LISTED RECORDS:
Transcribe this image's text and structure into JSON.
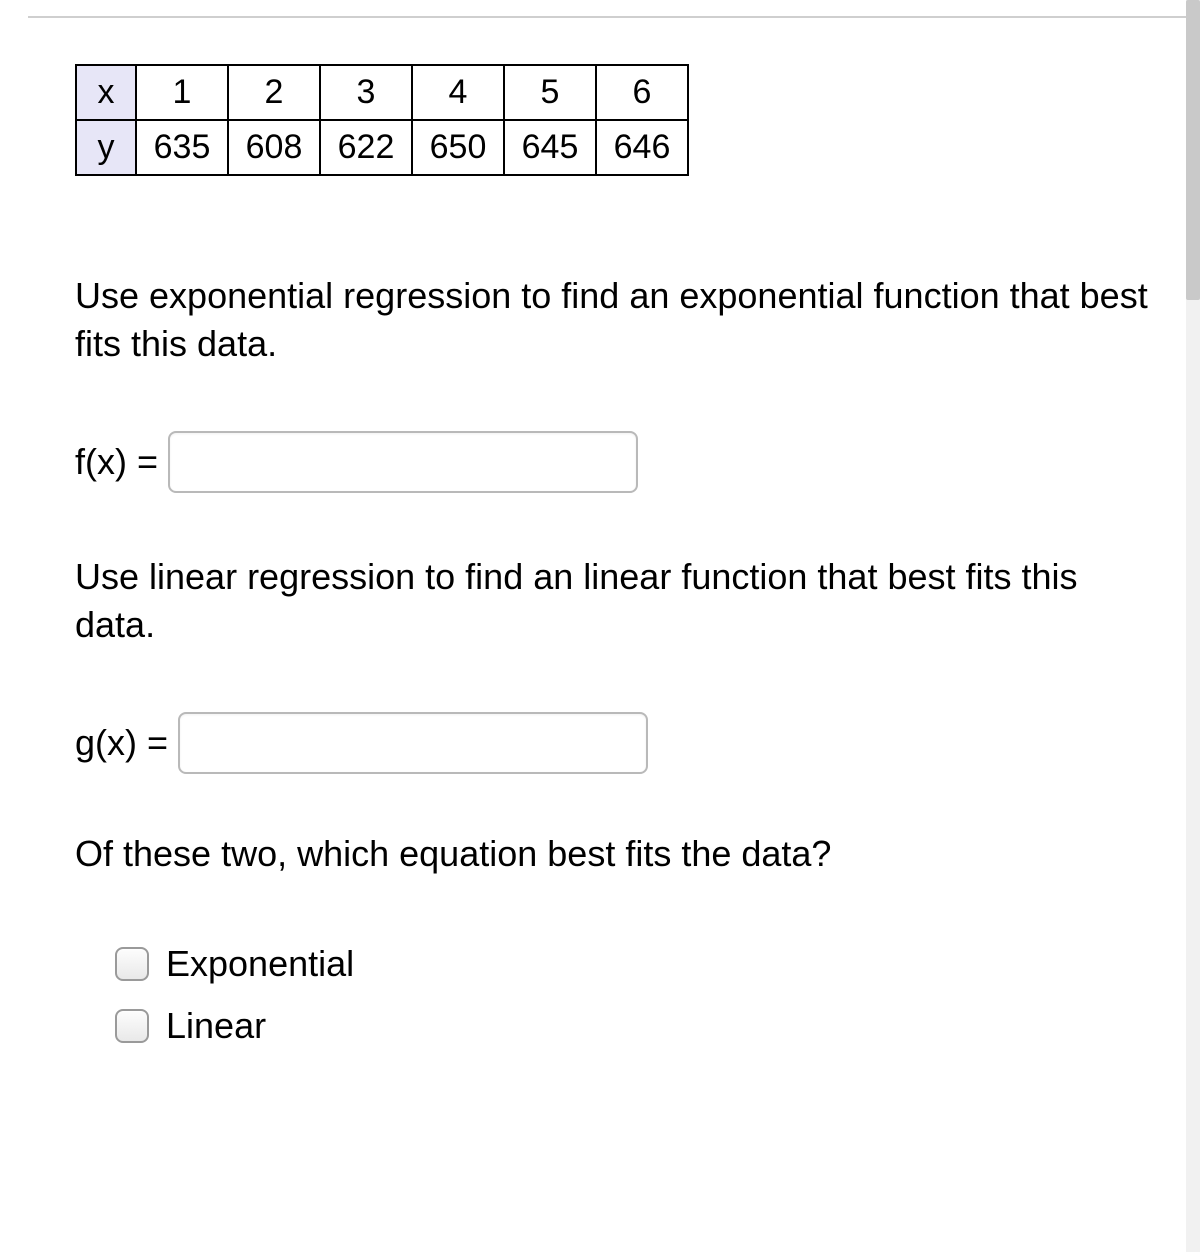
{
  "table": {
    "row_labels": [
      "x",
      "y"
    ],
    "rows": [
      [
        "1",
        "2",
        "3",
        "4",
        "5",
        "6"
      ],
      [
        "635",
        "608",
        "622",
        "650",
        "645",
        "646"
      ]
    ]
  },
  "prompts": {
    "exponential": "Use exponential regression to find an exponential function that best fits this data.",
    "linear": "Use linear regression to find an linear function that best fits this data.",
    "which": "Of these two, which equation best fits the data?"
  },
  "inputs": {
    "fx_label": "f(x) = ",
    "fx_value": "",
    "gx_label": "g(x) = ",
    "gx_value": ""
  },
  "options": {
    "exponential": "Exponential",
    "linear": "Linear"
  },
  "chart_data": {
    "type": "table",
    "columns": [
      "x",
      "y"
    ],
    "rows": [
      [
        1,
        635
      ],
      [
        2,
        608
      ],
      [
        3,
        622
      ],
      [
        4,
        650
      ],
      [
        5,
        645
      ],
      [
        6,
        646
      ]
    ]
  }
}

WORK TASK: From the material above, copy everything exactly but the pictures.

RESULT BELOW:
Transcribe this image's text and structure into JSON.
{
  "table": {
    "row_labels": [
      "x",
      "y"
    ],
    "rows": [
      [
        "1",
        "2",
        "3",
        "4",
        "5",
        "6"
      ],
      [
        "635",
        "608",
        "622",
        "650",
        "645",
        "646"
      ]
    ]
  },
  "prompts": {
    "exponential": "Use exponential regression to find an exponential function that best fits this data.",
    "linear": "Use linear regression to find an linear function that best fits this data.",
    "which": "Of these two, which equation best fits the data?"
  },
  "inputs": {
    "fx_label": "f(x) = ",
    "fx_value": "",
    "gx_label": "g(x) = ",
    "gx_value": ""
  },
  "options": {
    "exponential": "Exponential",
    "linear": "Linear"
  },
  "chart_data": {
    "type": "table",
    "columns": [
      "x",
      "y"
    ],
    "rows": [
      [
        1,
        635
      ],
      [
        2,
        608
      ],
      [
        3,
        622
      ],
      [
        4,
        650
      ],
      [
        5,
        645
      ],
      [
        6,
        646
      ]
    ]
  }
}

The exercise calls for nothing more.